Excerpts from an interface dataset:
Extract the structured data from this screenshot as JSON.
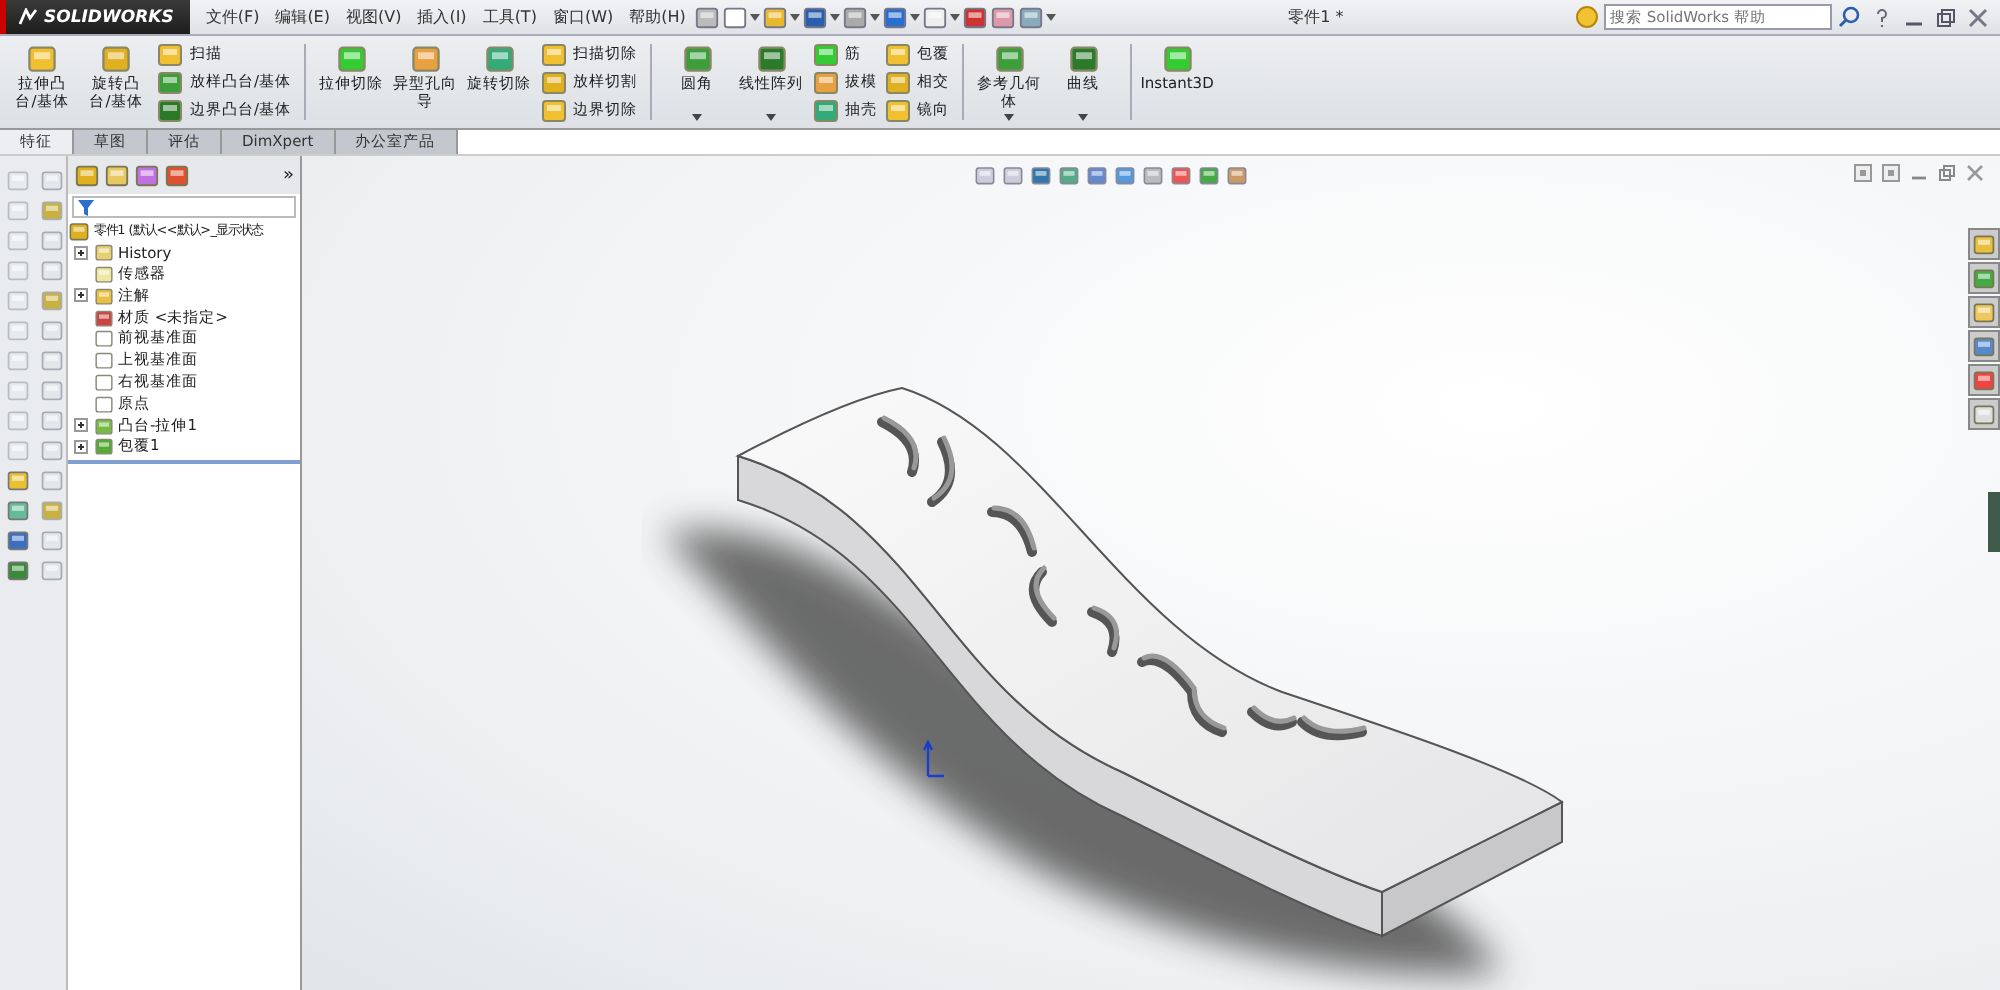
{
  "title_bar": {
    "logo": "SOLIDWORKS",
    "menu": [
      "文件(F)",
      "编辑(E)",
      "视图(V)",
      "插入(I)",
      "工具(T)",
      "窗口(W)",
      "帮助(H)"
    ],
    "document_title": "零件1 *",
    "search": {
      "placeholder": "搜索 SolidWorks 帮助"
    }
  },
  "ribbon": [
    [
      {
        "kind": "large",
        "label": "拉伸凸台/基体",
        "dropdown": false
      },
      {
        "kind": "large",
        "label": "旋转凸台/基体",
        "dropdown": false
      },
      {
        "kind": "stack",
        "items": [
          "扫描",
          "放样凸台/基体",
          "边界凸台/基体"
        ]
      }
    ],
    [
      {
        "kind": "large",
        "label": "拉伸切除",
        "dropdown": false
      },
      {
        "kind": "large",
        "label": "异型孔向导",
        "dropdown": false
      },
      {
        "kind": "large",
        "label": "旋转切除",
        "dropdown": false
      },
      {
        "kind": "stack",
        "items": [
          "扫描切除",
          "放样切割",
          "边界切除"
        ]
      }
    ],
    [
      {
        "kind": "large",
        "label": "圆角",
        "dropdown": true
      },
      {
        "kind": "large",
        "label": "线性阵列",
        "dropdown": true
      },
      {
        "kind": "stack",
        "items": [
          "筋",
          "拔模",
          "抽壳"
        ]
      },
      {
        "kind": "stack",
        "items": [
          "包覆",
          "相交",
          "镜向"
        ]
      }
    ],
    [
      {
        "kind": "large",
        "label": "参考几何体",
        "dropdown": true
      },
      {
        "kind": "large",
        "label": "曲线",
        "dropdown": true
      }
    ],
    [
      {
        "kind": "large",
        "label": "Instant3D",
        "dropdown": false
      }
    ]
  ],
  "tabs": [
    {
      "label": "特征",
      "selected": true
    },
    {
      "label": "草图",
      "selected": false
    },
    {
      "label": "评估",
      "selected": false
    },
    {
      "label": "DimXpert",
      "selected": false
    },
    {
      "label": "办公室产品",
      "selected": false
    }
  ],
  "feature_tree": {
    "expand_arrows": "»",
    "root": "零件1 (默认<<默认>_显示状态",
    "items": [
      {
        "label": "History",
        "collapsed": true
      },
      {
        "label": "传感器",
        "collapsed": false
      },
      {
        "label": "注解",
        "collapsed": true
      },
      {
        "label": "材质 <未指定>",
        "collapsed": false
      },
      {
        "label": "前视基准面",
        "collapsed": false
      },
      {
        "label": "上视基准面",
        "collapsed": false
      },
      {
        "label": "右视基准面",
        "collapsed": false
      },
      {
        "label": "原点",
        "collapsed": false
      },
      {
        "label": "凸台-拉伸1",
        "collapsed": true
      },
      {
        "label": "包覆1",
        "collapsed": true
      }
    ]
  }
}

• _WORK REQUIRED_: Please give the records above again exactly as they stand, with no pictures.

• _RESPONSE TO THE EXERCISE_:
Extract the structured data from this screenshot as JSON.
{
  "title_bar": {
    "logo": "SOLIDWORKS",
    "menu": [
      "文件(F)",
      "编辑(E)",
      "视图(V)",
      "插入(I)",
      "工具(T)",
      "窗口(W)",
      "帮助(H)"
    ],
    "document_title": "零件1 *",
    "search": {
      "placeholder": "搜索 SolidWorks 帮助"
    }
  },
  "ribbon": [
    [
      {
        "kind": "large",
        "label": "拉伸凸台/基体",
        "dropdown": false
      },
      {
        "kind": "large",
        "label": "旋转凸台/基体",
        "dropdown": false
      },
      {
        "kind": "stack",
        "items": [
          "扫描",
          "放样凸台/基体",
          "边界凸台/基体"
        ]
      }
    ],
    [
      {
        "kind": "large",
        "label": "拉伸切除",
        "dropdown": false
      },
      {
        "kind": "large",
        "label": "异型孔向导",
        "dropdown": false
      },
      {
        "kind": "large",
        "label": "旋转切除",
        "dropdown": false
      },
      {
        "kind": "stack",
        "items": [
          "扫描切除",
          "放样切割",
          "边界切除"
        ]
      }
    ],
    [
      {
        "kind": "large",
        "label": "圆角",
        "dropdown": true
      },
      {
        "kind": "large",
        "label": "线性阵列",
        "dropdown": true
      },
      {
        "kind": "stack",
        "items": [
          "筋",
          "拔模",
          "抽壳"
        ]
      },
      {
        "kind": "stack",
        "items": [
          "包覆",
          "相交",
          "镜向"
        ]
      }
    ],
    [
      {
        "kind": "large",
        "label": "参考几何体",
        "dropdown": true
      },
      {
        "kind": "large",
        "label": "曲线",
        "dropdown": true
      }
    ],
    [
      {
        "kind": "large",
        "label": "Instant3D",
        "dropdown": false
      }
    ]
  ],
  "tabs": [
    {
      "label": "特征",
      "selected": true
    },
    {
      "label": "草图",
      "selected": false
    },
    {
      "label": "评估",
      "selected": false
    },
    {
      "label": "DimXpert",
      "selected": false
    },
    {
      "label": "办公室产品",
      "selected": false
    }
  ],
  "feature_tree": {
    "expand_arrows": "»",
    "root": "零件1 (默认<<默认>_显示状态",
    "items": [
      {
        "label": "History",
        "collapsed": true
      },
      {
        "label": "传感器",
        "collapsed": false
      },
      {
        "label": "注解",
        "collapsed": true
      },
      {
        "label": "材质 <未指定>",
        "collapsed": false
      },
      {
        "label": "前视基准面",
        "collapsed": false
      },
      {
        "label": "上视基准面",
        "collapsed": false
      },
      {
        "label": "右视基准面",
        "collapsed": false
      },
      {
        "label": "原点",
        "collapsed": false
      },
      {
        "label": "凸台-拉伸1",
        "collapsed": true
      },
      {
        "label": "包覆1",
        "collapsed": true
      }
    ]
  }
}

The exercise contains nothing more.